Data Start Marker

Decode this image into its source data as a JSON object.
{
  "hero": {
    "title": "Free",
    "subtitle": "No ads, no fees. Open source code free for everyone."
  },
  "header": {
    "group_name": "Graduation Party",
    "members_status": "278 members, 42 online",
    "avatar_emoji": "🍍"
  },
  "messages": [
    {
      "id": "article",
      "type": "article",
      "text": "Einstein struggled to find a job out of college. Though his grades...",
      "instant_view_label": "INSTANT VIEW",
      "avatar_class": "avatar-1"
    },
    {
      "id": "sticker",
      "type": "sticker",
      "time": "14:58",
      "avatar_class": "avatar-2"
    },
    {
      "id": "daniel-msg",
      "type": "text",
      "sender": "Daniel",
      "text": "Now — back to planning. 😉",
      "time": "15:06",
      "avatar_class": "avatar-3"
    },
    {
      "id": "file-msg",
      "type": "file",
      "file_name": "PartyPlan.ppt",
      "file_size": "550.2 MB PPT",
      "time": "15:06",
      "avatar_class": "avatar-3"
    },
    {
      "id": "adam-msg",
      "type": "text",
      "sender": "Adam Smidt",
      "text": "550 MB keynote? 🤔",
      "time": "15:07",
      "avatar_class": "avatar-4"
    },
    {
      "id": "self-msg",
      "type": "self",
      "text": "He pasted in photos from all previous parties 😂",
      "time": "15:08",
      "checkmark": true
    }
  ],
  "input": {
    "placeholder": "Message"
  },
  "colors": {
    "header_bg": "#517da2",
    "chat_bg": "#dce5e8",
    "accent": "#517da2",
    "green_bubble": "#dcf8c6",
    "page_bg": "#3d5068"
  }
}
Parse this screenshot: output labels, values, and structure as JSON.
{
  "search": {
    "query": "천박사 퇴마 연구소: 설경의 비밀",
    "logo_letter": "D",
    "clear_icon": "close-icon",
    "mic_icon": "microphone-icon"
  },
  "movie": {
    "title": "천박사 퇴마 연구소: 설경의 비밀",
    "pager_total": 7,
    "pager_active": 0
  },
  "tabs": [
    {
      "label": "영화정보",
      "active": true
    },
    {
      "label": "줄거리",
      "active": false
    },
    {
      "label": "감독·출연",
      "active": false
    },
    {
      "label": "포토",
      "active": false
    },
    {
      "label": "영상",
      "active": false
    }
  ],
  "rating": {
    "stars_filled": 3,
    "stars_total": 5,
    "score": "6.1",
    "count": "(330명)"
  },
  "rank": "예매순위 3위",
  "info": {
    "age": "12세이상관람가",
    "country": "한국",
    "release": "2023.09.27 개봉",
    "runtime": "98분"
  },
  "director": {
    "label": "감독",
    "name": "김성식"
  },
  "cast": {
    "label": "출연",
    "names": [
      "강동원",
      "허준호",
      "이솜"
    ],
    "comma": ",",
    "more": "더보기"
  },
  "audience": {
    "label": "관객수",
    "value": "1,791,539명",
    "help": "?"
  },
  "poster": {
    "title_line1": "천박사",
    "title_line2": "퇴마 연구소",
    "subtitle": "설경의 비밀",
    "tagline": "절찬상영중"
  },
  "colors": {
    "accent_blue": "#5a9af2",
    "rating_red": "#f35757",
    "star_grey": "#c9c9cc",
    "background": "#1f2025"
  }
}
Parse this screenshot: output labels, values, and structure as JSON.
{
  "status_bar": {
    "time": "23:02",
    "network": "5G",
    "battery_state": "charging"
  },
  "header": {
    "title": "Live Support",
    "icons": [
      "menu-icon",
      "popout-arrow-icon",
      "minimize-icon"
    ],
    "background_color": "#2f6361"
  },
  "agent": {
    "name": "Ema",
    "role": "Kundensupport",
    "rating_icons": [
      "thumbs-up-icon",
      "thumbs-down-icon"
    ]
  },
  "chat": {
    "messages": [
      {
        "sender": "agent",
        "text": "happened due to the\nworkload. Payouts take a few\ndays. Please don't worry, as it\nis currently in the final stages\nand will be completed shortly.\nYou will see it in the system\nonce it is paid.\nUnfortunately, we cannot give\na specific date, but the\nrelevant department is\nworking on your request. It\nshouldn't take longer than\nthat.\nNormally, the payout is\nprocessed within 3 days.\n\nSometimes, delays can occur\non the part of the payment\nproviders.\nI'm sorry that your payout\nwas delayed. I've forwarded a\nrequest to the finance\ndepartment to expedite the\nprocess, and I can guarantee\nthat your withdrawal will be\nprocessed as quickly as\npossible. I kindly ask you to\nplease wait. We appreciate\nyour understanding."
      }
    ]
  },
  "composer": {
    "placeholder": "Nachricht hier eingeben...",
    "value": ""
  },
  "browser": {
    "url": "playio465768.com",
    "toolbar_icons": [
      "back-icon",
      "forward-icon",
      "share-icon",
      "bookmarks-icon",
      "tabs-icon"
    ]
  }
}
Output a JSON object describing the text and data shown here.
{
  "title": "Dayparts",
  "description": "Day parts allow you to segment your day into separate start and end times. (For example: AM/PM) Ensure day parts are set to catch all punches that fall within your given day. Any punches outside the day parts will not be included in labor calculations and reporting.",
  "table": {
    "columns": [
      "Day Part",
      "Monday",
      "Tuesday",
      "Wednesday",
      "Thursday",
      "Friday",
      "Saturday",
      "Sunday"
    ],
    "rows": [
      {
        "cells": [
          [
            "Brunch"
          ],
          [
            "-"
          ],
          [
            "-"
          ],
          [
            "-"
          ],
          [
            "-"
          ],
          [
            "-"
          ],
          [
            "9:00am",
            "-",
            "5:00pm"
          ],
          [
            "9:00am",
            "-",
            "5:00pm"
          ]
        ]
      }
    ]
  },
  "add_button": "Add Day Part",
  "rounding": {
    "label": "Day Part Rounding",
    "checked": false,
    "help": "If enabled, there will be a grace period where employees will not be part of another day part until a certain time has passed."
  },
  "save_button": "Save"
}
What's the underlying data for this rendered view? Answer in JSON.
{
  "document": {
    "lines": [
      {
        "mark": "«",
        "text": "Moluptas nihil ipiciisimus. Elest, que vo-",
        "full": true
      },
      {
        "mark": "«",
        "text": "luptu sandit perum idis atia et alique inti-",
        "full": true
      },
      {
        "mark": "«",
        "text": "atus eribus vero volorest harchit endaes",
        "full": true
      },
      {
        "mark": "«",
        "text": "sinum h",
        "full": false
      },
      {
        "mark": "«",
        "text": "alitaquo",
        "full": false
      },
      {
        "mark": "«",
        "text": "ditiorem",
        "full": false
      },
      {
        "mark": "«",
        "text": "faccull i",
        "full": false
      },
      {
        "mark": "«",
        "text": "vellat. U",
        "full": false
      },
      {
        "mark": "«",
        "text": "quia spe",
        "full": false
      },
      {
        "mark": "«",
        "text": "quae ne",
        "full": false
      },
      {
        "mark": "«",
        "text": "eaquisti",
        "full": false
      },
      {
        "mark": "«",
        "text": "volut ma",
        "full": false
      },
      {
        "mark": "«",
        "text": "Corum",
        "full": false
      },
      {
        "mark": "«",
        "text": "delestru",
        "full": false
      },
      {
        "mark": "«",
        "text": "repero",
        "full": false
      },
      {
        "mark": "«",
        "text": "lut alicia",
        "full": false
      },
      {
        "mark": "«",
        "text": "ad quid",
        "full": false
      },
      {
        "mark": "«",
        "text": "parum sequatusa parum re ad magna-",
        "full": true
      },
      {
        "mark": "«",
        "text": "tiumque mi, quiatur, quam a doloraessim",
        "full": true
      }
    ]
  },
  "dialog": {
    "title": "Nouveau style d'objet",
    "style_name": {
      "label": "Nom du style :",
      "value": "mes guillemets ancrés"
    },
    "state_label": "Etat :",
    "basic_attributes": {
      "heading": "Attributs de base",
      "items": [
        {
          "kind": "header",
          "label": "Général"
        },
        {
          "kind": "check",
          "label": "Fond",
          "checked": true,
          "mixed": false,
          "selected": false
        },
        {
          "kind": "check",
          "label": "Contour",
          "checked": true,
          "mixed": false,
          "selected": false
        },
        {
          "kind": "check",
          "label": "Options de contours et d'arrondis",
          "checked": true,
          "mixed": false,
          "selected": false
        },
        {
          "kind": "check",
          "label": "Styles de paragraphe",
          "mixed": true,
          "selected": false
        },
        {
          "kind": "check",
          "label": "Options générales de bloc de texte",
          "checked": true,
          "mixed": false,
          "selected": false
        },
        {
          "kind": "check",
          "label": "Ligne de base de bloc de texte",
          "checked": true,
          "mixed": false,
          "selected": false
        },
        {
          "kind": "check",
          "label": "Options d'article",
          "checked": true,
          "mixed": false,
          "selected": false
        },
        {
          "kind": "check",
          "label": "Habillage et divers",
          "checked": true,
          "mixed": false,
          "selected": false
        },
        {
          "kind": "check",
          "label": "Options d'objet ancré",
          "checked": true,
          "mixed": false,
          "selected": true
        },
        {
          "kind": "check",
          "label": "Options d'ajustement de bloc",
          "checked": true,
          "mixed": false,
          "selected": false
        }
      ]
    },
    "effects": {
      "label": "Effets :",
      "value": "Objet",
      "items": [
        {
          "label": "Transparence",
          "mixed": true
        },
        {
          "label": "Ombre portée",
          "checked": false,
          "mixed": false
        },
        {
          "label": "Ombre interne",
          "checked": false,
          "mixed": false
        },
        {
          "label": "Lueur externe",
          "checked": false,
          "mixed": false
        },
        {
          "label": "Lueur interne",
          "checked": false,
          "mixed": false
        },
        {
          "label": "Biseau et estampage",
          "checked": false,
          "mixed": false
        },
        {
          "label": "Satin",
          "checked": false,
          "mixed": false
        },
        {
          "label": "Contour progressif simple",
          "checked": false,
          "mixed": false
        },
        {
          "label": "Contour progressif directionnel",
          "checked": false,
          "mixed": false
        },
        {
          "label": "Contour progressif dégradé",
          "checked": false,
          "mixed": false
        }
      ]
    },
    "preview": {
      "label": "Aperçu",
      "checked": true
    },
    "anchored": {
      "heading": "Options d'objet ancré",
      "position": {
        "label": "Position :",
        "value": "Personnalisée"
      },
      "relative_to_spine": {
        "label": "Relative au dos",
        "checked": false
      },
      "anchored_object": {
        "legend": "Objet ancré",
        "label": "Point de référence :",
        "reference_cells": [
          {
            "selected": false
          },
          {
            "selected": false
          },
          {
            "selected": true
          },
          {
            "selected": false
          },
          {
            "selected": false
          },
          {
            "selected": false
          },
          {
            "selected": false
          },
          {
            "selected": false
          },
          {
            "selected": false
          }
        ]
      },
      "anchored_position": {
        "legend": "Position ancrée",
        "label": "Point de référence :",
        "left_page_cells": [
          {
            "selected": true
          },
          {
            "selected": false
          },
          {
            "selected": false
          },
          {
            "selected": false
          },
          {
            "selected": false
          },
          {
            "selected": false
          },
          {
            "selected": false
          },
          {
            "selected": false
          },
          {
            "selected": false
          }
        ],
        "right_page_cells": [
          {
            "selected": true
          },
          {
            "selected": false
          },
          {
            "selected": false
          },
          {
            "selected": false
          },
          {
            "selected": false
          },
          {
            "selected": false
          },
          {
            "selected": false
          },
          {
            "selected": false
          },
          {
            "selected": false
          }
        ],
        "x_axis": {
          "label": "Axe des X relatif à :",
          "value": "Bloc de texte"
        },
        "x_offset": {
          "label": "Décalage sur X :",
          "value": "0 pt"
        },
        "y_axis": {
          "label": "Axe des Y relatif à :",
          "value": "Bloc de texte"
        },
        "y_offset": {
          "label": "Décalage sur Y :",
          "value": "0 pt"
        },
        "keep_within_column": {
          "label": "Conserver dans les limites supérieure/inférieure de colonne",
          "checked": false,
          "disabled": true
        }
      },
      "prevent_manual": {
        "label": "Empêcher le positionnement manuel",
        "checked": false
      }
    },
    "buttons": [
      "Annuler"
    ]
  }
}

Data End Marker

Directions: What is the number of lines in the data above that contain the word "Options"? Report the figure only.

Result for this task: 6